Exercise details –
For every line in the data below that contains "JSON", copy the line.

Data excerpts –
========
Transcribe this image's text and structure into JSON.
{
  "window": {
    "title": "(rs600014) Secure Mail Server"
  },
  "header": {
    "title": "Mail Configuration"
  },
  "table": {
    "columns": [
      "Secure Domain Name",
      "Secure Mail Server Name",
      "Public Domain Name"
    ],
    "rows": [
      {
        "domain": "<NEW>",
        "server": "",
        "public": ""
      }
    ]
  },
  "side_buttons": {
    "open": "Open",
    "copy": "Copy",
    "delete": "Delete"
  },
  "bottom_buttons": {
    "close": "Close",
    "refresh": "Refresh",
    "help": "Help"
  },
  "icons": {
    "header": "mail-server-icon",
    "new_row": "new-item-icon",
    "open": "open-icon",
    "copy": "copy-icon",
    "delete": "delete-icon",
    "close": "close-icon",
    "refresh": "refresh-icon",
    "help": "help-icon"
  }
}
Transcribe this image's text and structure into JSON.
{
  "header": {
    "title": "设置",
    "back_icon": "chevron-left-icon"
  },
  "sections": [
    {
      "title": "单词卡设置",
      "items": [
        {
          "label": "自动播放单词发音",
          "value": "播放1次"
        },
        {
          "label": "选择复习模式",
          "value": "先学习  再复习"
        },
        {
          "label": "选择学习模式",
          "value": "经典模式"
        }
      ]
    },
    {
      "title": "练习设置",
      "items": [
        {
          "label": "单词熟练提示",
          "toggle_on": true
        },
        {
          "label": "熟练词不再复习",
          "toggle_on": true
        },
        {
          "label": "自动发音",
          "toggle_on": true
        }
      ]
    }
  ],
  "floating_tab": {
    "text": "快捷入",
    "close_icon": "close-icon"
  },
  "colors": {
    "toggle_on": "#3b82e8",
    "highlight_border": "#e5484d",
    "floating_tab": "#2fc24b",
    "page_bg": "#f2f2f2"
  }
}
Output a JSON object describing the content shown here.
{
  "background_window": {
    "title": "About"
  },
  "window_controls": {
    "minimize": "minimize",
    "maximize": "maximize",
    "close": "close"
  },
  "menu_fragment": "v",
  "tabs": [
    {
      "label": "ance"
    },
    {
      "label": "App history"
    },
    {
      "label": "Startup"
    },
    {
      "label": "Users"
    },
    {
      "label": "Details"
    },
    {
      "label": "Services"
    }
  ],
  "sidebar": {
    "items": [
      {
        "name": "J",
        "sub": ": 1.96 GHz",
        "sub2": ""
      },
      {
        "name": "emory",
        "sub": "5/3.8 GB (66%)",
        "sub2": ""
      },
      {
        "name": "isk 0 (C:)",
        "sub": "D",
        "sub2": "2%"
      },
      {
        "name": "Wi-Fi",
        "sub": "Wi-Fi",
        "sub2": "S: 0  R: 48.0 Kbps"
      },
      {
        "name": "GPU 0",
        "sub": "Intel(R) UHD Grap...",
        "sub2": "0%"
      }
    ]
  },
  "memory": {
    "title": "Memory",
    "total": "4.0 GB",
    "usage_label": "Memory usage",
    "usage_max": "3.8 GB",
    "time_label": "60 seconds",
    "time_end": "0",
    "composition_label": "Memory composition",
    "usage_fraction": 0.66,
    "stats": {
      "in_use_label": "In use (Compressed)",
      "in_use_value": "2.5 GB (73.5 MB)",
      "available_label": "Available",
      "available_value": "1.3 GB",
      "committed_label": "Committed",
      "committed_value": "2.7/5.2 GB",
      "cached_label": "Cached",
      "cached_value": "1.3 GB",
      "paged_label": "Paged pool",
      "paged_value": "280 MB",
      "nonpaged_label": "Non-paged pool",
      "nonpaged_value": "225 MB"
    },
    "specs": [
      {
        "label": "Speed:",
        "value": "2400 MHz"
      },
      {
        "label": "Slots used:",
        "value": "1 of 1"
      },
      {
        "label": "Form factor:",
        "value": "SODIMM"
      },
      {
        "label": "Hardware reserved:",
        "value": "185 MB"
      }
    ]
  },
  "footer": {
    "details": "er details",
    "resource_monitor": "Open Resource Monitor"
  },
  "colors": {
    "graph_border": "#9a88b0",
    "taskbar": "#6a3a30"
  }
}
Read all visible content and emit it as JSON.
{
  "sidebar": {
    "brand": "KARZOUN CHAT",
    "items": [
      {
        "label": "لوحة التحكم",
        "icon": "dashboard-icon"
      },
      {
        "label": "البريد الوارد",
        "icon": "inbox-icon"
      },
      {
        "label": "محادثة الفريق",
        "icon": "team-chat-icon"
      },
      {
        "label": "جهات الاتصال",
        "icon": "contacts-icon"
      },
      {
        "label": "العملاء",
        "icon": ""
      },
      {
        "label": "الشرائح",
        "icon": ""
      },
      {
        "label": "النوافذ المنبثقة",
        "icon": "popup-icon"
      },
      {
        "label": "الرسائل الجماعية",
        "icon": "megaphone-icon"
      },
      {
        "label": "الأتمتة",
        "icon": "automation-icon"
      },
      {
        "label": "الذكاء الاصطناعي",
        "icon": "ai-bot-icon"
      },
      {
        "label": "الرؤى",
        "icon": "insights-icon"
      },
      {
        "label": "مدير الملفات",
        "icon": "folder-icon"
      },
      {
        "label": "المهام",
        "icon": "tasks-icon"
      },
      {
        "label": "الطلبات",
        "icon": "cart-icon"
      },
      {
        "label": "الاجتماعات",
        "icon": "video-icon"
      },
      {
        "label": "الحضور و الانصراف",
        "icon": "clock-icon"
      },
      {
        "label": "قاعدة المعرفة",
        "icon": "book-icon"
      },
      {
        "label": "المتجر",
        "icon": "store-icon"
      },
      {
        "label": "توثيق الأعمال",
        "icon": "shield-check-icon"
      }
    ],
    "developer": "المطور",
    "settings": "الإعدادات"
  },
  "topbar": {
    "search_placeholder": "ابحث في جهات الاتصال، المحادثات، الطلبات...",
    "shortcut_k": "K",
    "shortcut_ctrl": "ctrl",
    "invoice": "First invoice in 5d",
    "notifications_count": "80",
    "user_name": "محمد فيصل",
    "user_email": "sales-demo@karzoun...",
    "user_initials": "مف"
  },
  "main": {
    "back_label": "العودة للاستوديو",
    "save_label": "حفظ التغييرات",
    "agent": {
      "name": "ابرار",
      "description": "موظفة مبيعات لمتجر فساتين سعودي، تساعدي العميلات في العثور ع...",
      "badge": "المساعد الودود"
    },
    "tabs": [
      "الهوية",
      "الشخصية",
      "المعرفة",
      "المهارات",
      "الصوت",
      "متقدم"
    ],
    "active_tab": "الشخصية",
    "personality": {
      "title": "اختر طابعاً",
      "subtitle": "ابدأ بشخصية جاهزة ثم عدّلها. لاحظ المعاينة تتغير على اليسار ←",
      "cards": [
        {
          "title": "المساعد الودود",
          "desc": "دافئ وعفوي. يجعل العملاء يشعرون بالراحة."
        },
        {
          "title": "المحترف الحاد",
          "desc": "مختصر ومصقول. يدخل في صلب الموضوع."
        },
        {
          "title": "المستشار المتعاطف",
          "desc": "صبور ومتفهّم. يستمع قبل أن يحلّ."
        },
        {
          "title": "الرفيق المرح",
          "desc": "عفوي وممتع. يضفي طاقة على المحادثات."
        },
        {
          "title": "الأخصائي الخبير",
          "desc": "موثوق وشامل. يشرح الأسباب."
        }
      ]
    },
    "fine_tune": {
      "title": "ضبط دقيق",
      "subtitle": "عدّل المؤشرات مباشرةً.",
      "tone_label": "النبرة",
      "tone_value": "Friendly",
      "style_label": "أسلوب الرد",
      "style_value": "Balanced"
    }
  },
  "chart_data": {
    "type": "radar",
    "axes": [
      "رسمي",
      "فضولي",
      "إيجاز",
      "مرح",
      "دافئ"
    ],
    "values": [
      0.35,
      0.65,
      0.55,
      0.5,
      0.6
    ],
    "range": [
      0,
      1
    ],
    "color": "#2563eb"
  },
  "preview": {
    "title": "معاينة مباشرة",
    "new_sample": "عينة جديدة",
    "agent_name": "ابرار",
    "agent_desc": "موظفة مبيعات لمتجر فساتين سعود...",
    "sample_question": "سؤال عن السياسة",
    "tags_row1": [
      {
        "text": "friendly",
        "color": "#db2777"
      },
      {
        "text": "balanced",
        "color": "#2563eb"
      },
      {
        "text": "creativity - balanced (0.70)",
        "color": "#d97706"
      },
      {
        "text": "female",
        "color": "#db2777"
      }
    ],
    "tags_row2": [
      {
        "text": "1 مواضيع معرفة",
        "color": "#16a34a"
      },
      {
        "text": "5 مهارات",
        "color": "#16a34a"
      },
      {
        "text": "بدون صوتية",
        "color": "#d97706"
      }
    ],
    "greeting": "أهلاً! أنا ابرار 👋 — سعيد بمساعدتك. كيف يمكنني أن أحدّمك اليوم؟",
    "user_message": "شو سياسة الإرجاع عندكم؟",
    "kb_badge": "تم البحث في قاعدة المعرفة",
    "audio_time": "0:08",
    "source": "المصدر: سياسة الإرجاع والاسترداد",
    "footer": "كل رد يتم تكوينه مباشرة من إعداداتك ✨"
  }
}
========
Task solution –
Transcribe this image's text and structure into JSON.
Transcribe this image's text and structure into JSON.
Output a JSON object describing the content shown here.
Read all visible content and emit it as JSON.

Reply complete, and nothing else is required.